* _ABOUT THIS EXERCISE_
Look through the entries. Copy each line that has the word "eauth".

Excerpts from an interface dataset
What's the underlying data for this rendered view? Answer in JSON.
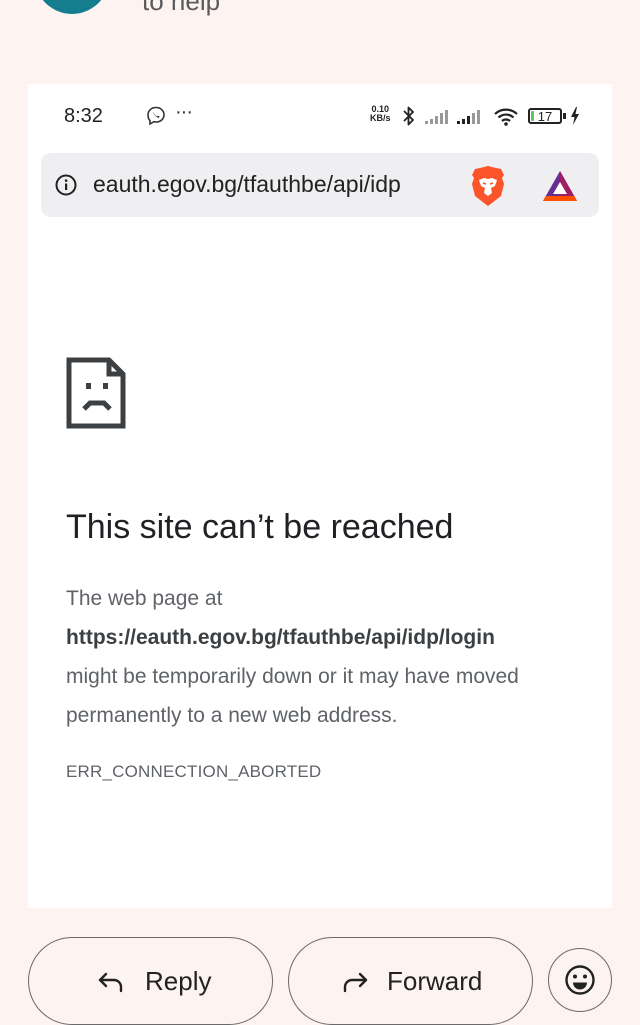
{
  "colors": {
    "background": "#fdf3f1",
    "avatar": "#147d8e",
    "battery_fill": "#5fc35f",
    "brave_orange": "#fb542b",
    "bat_purple": "#662d91"
  },
  "header": {
    "partial_text": "to help"
  },
  "status_bar": {
    "time": "8:32",
    "overflow": "···",
    "net_speed_value": "0.10",
    "net_speed_unit": "KB/s",
    "battery_level": "17",
    "icons": [
      "viber-icon",
      "bluetooth-icon",
      "signal-icon",
      "signal-icon",
      "wifi-icon",
      "battery-icon",
      "charging-icon"
    ]
  },
  "browser": {
    "url": "eauth.egov.bg/tfauthbe/api/idp",
    "icons": [
      "info-icon",
      "brave-lion-icon",
      "bat-rewards-icon"
    ]
  },
  "error_page": {
    "icon": "sad-document-icon",
    "title": "This site can’t be reached",
    "body_prefix": "The web page at",
    "url": "https://eauth.egov.bg/tfauthbe/api/idp/login",
    "body_suffix": "might be temporarily down or it may have moved permanently to a new web address.",
    "error_code": "ERR_CONNECTION_ABORTED"
  },
  "actions": {
    "reply_label": "Reply",
    "forward_label": "Forward",
    "emoji_icon": "smiley-icon"
  }
}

* _SOLUTION TO THIS TASK_
    "url": "eauth.egov.bg/tfauthbe/api/idp",
    "url": "https://eauth.egov.bg/tfauthbe/api/idp/login",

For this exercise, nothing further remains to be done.